In the case of the maritime companies, misinterpretation led to mistranslation. “Drydocking” was mistranslated as “tank washing” and “except fuel used for domestic service” was mistranslated as “except fuel used for domestic flights.”
The key culprits of mistranslation are words with multiple meanings: namely homonyms (which are spelled and pronounced the same but have different meanings) and homographs (which are spelled the same but pronounced differently and have different meanings).
Take the multiple possibilities for the homonym “crane”, for example. It can mean different things in these three sentences:
And take the word “does”, which is a homograph. It could mean: “he does commit to this compensation plan” or “the bucks and does must be secured beforehand”. Choose the wrong meaning and your translation will mean something completely different, and potentially cause problems down the line.
These wonderful nuances of language make it imperative to use a professional human translator who knows both the language and both (or all) countries’ legal speak. So you must avoid machine translation for legal documents and, as I hope we demonstrated earlier, unqualified students.
Legal translation isn’t confined to law firms or large corporations. Global marketing and sales teams responsible for providing and/or publishing terms and conditions on websites or printed materials should always use a professional translation service with legal expertise.
But any document that will be used in the legal system in a different language is very likely to require professional legal translation. I’ve already mentioned a few, above, but legal documents that require a professional translation service include but are not exclusive to:
In many countries, legal translation services are governed by strict regulations.
Legal translators operating in Argentina and Brazil, for example, must be state-certified. In Sweden and the Netherlands, legal translators must swear an oath and undergo central regulation and examination. If they want to translate official documentation, legal translators in Sweden and the Netherlands must also gain authorization from the Foreign Office. Linguists who translate legal documents in Italy must seek certification for each document from a legal professional. In the UK, however, translators do not require any accreditations to classify as a legal translator.
For the best possible outcome, you want your translator’s mother tongue to be the destination language.

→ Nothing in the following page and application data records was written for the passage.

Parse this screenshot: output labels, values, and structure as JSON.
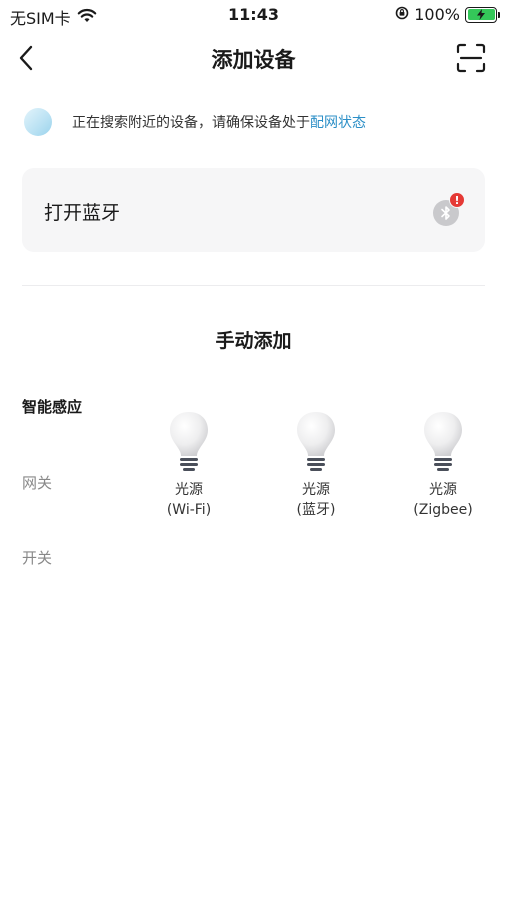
{
  "status_bar": {
    "carrier": "无SIM卡",
    "time": "11:43",
    "battery": "100%"
  },
  "nav": {
    "title": "添加设备"
  },
  "hint": {
    "text": "正在搜索附近的设备，请确保设备处于",
    "link": "配网状态"
  },
  "bluetooth": {
    "label": "打开蓝牙",
    "badge": "!"
  },
  "manual": {
    "title": "手动添加"
  },
  "categories": [
    {
      "label": "智能感应"
    },
    {
      "label": "网关"
    },
    {
      "label": "开关"
    }
  ],
  "devices": [
    {
      "name": "光源",
      "sub": "(Wi-Fi)",
      "icon": "light-bulb-icon"
    },
    {
      "name": "光源",
      "sub": "(蓝牙)",
      "icon": "light-bulb-icon"
    },
    {
      "name": "光源",
      "sub": "(Zigbee)",
      "icon": "light-bulb-icon"
    }
  ],
  "colors": {
    "link": "#2c8fc7",
    "card_bg": "#f6f6f7",
    "battery": "#34c759",
    "badge": "#e53935"
  }
}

They need to know both languages so intricately that they can make the exact legal point made in the source materials. Legal language is by its very nature incongruous, steeped in centuries of culture and history, particular to the region and society. Your translator must have a firm grip on both sets of history and society, so they can appreciate each slight nuance in the legal language.

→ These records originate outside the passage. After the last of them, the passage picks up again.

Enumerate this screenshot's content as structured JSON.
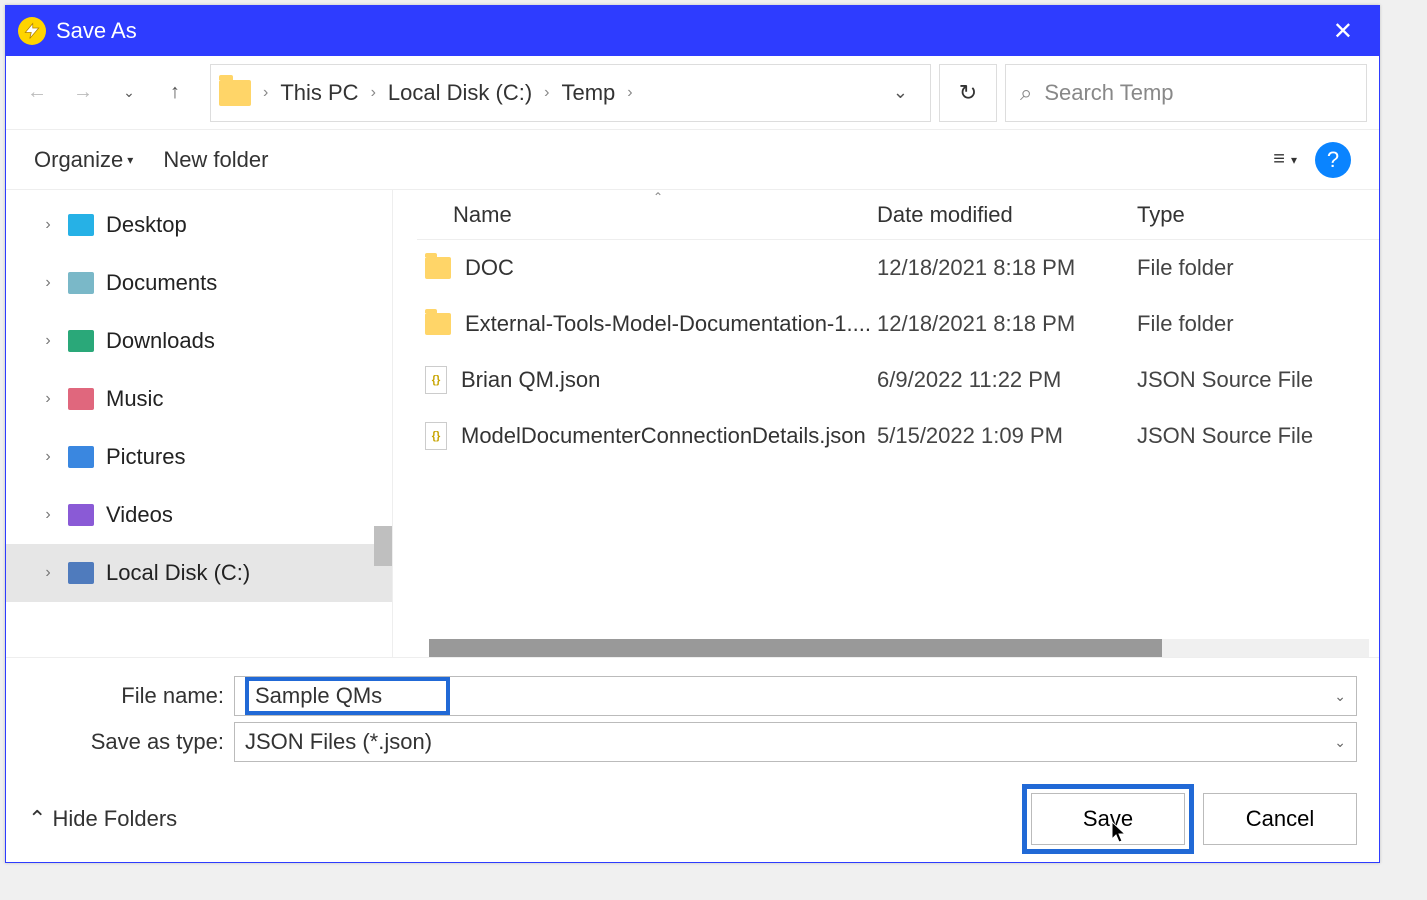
{
  "title": "Save As",
  "breadcrumb": {
    "parts": [
      "This PC",
      "Local Disk (C:)",
      "Temp"
    ]
  },
  "search_placeholder": "Search Temp",
  "toolbar": {
    "organize": "Organize",
    "newfolder": "New folder"
  },
  "tree": [
    {
      "label": "Desktop",
      "color": "#26b1e6"
    },
    {
      "label": "Documents",
      "color": "#7ab8c8"
    },
    {
      "label": "Downloads",
      "color": "#2aa879"
    },
    {
      "label": "Music",
      "color": "#e0677d"
    },
    {
      "label": "Pictures",
      "color": "#3a87e0"
    },
    {
      "label": "Videos",
      "color": "#8a5ad6"
    },
    {
      "label": "Local Disk (C:)",
      "color": "#4f7bbd",
      "selected": true
    }
  ],
  "columns": {
    "name": "Name",
    "date": "Date modified",
    "type": "Type"
  },
  "files": [
    {
      "icon": "folder",
      "name": "DOC",
      "date": "12/18/2021 8:18 PM",
      "type": "File folder"
    },
    {
      "icon": "folder",
      "name": "External-Tools-Model-Documentation-1....",
      "date": "12/18/2021 8:18 PM",
      "type": "File folder"
    },
    {
      "icon": "json",
      "name": "Brian QM.json",
      "date": "6/9/2022 11:22 PM",
      "type": "JSON Source File"
    },
    {
      "icon": "json",
      "name": "ModelDocumenterConnectionDetails.json",
      "date": "5/15/2022 1:09 PM",
      "type": "JSON Source File"
    }
  ],
  "form": {
    "filename_label": "File name:",
    "filename_value": "Sample QMs",
    "type_label": "Save as type:",
    "type_value": "JSON Files (*.json)"
  },
  "footer": {
    "hide": "Hide Folders",
    "save": "Save",
    "cancel": "Cancel"
  }
}
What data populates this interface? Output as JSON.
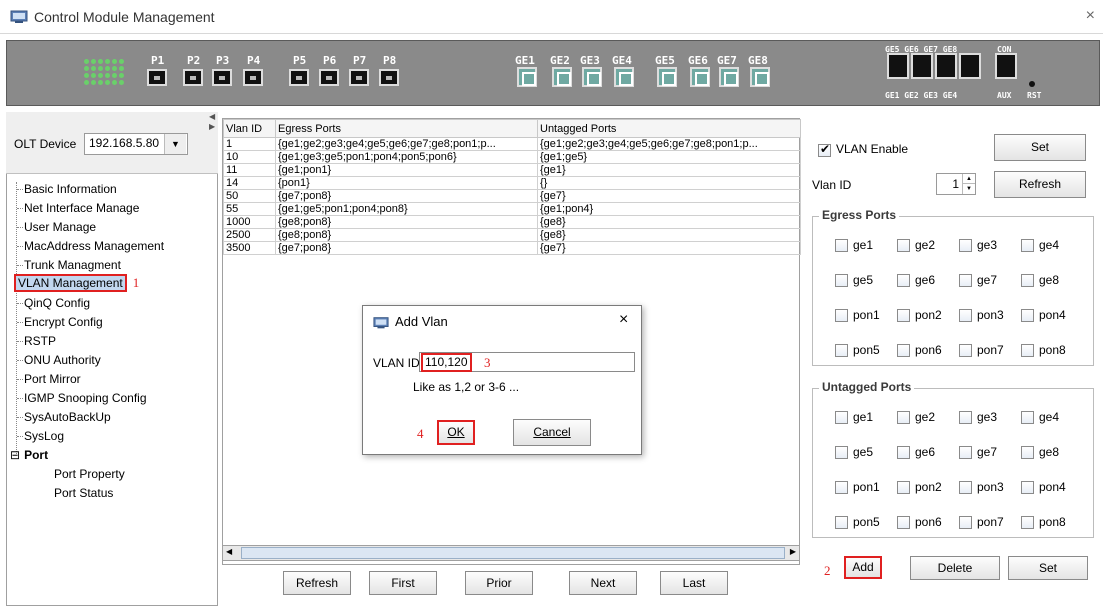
{
  "window": {
    "title": "Control Module Management",
    "close_glyph": "×"
  },
  "device": {
    "ports": [
      "P1",
      "P2",
      "P3",
      "P4",
      "P5",
      "P6",
      "P7",
      "P8"
    ],
    "ge_ports": [
      "GE1",
      "GE2",
      "GE3",
      "GE4",
      "GE5",
      "GE6",
      "GE7",
      "GE8"
    ],
    "combo_top": "GE5 GE6 GE7 GE8",
    "combo_bottom": "GE1 GE2 GE3 GE4",
    "con": "CON",
    "aux": "AUX",
    "rst": "RST"
  },
  "olt": {
    "label": "OLT Device",
    "value": "192.168.5.80"
  },
  "nav": {
    "items": [
      {
        "label": "Basic Information"
      },
      {
        "label": "Net Interface Manage"
      },
      {
        "label": "User Manage"
      },
      {
        "label": "MacAddress Management"
      },
      {
        "label": "Trunk Managment"
      },
      {
        "label": "VLAN Management",
        "marker": "1"
      },
      {
        "label": "QinQ Config"
      },
      {
        "label": "Encrypt Config"
      },
      {
        "label": "RSTP"
      },
      {
        "label": "ONU Authority"
      },
      {
        "label": "Port Mirror"
      },
      {
        "label": "IGMP Snooping Config"
      },
      {
        "label": "SysAutoBackUp"
      },
      {
        "label": "SysLog"
      }
    ],
    "port_group": {
      "label": "Port",
      "children": [
        "Port Property",
        "Port Status"
      ]
    }
  },
  "table": {
    "headers": [
      "Vlan ID",
      "Egress Ports",
      "Untagged Ports"
    ],
    "rows": [
      [
        "1",
        "{ge1;ge2;ge3;ge4;ge5;ge6;ge7;ge8;pon1;p...",
        "{ge1;ge2;ge3;ge4;ge5;ge6;ge7;ge8;pon1;p..."
      ],
      [
        "10",
        "{ge1;ge3;ge5;pon1;pon4;pon5;pon6}",
        "{ge1;ge5}"
      ],
      [
        "11",
        "{ge1;pon1}",
        "{ge1}"
      ],
      [
        "14",
        "{pon1}",
        "{}"
      ],
      [
        "50",
        "{ge7;pon8}",
        "{ge7}"
      ],
      [
        "55",
        "{ge1;ge5;pon1;pon4;pon8}",
        "{ge1;pon4}"
      ],
      [
        "1000",
        "{ge8;pon8}",
        "{ge8}"
      ],
      [
        "2500",
        "{ge8;pon8}",
        "{ge8}"
      ],
      [
        "3500",
        "{ge7;pon8}",
        "{ge7}"
      ]
    ]
  },
  "pager": {
    "refresh": "Refresh",
    "first": "First",
    "prior": "Prior",
    "next": "Next",
    "last": "Last"
  },
  "dialog": {
    "title": "Add Vlan",
    "close": "×",
    "field_label": "VLAN ID",
    "field_value": "110,120",
    "field_marker": "3",
    "hint": "Like as 1,2 or 3-6 ...",
    "ok": "OK",
    "ok_marker": "4",
    "cancel": "Cancel"
  },
  "right": {
    "vlan_enable": "VLAN Enable",
    "set_top": "Set",
    "vlan_id_label": "Vlan ID",
    "vlan_id_value": "1",
    "refresh": "Refresh",
    "egress_title": "Egress Ports",
    "untagged_title": "Untagged Ports",
    "ports": [
      "ge1",
      "ge2",
      "ge3",
      "ge4",
      "ge5",
      "ge6",
      "ge7",
      "ge8",
      "pon1",
      "pon2",
      "pon3",
      "pon4",
      "pon5",
      "pon6",
      "pon7",
      "pon8"
    ],
    "add": "Add",
    "add_marker": "2",
    "delete": "Delete",
    "set_bottom": "Set"
  }
}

There will be instances when an equivalent translation doesn’t exist in the target language and a literal translation won’t make sense. A good legal translator may then have to define the legal concept, paraphrasing in sentences what the source text took mere words to say.
As well as being an excellent linguist, a skilled legal translator must also be an excellent writer. They need to be able to master two distinct sets of syntactic structures, grammar and enormous vocabularies and legal terms.

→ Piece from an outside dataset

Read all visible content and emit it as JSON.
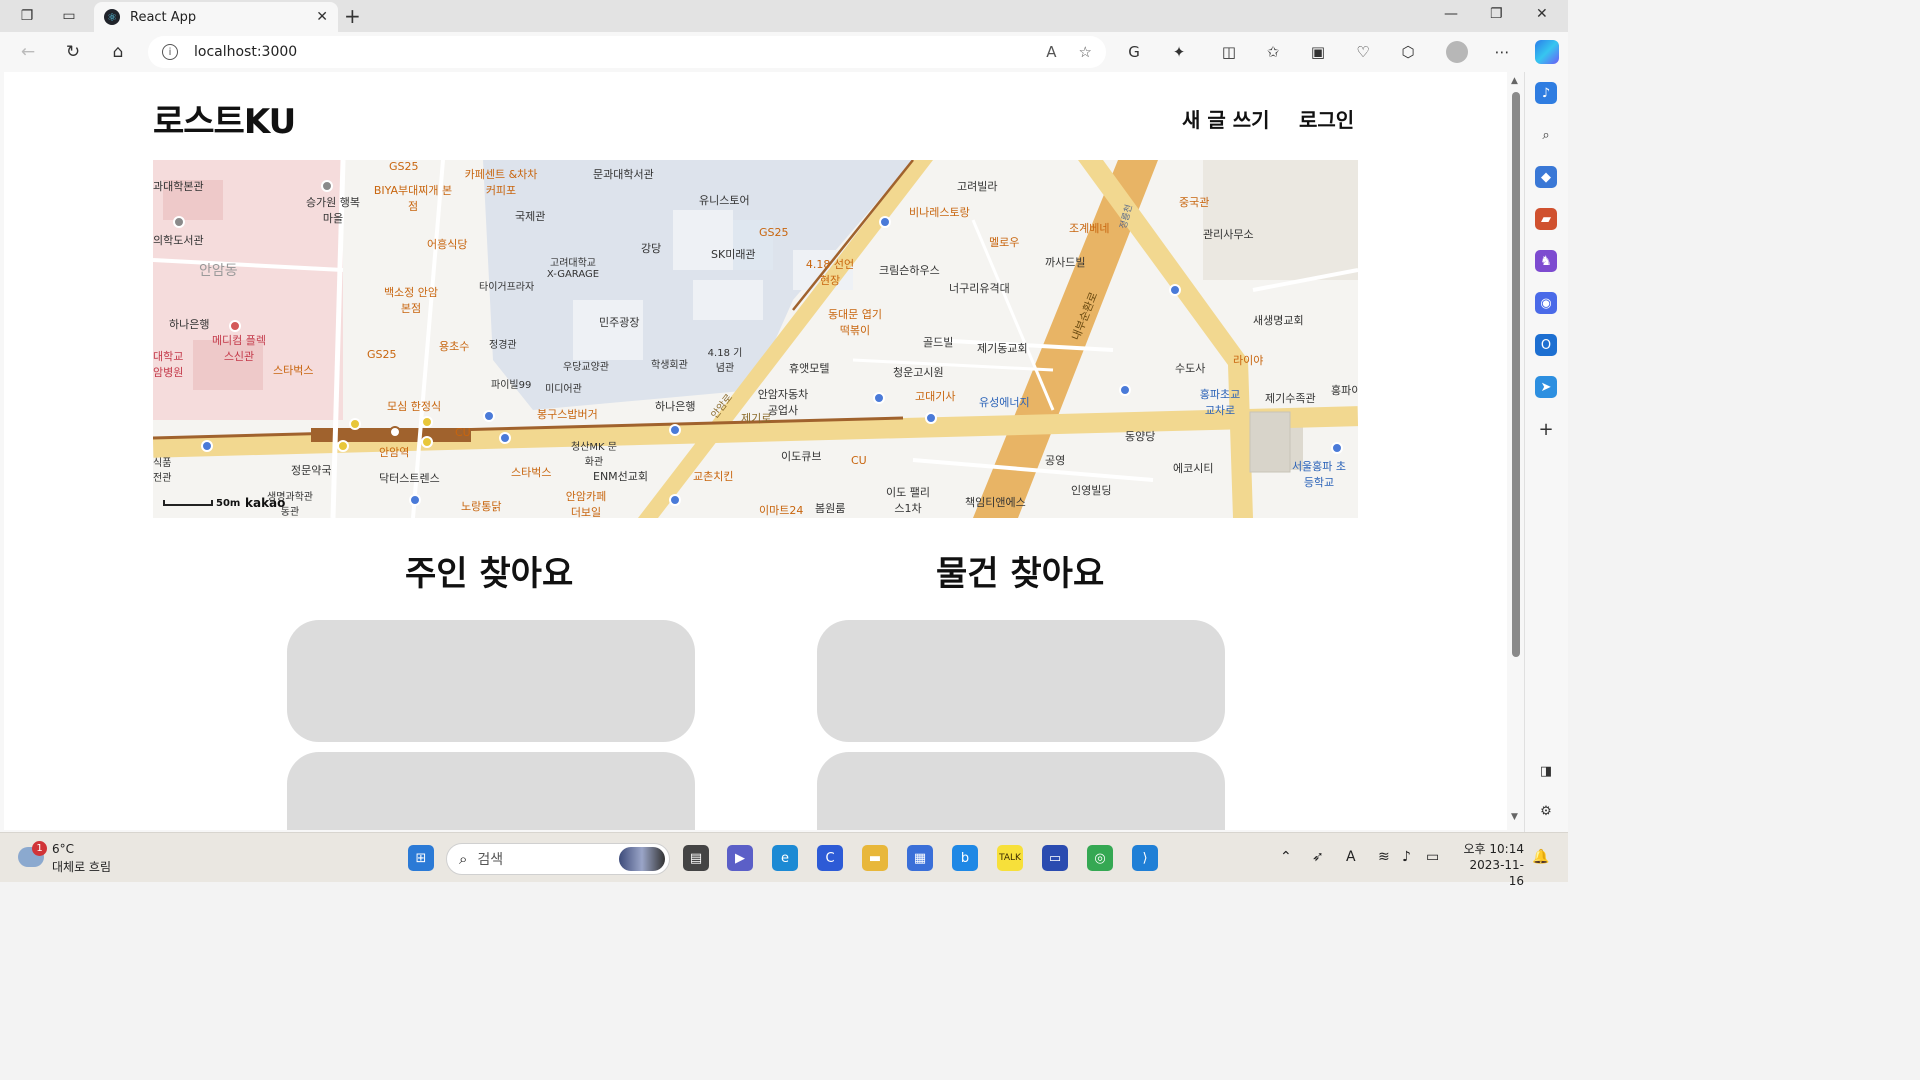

If you’d like to find out about how our legal experts can help you, please get in touch.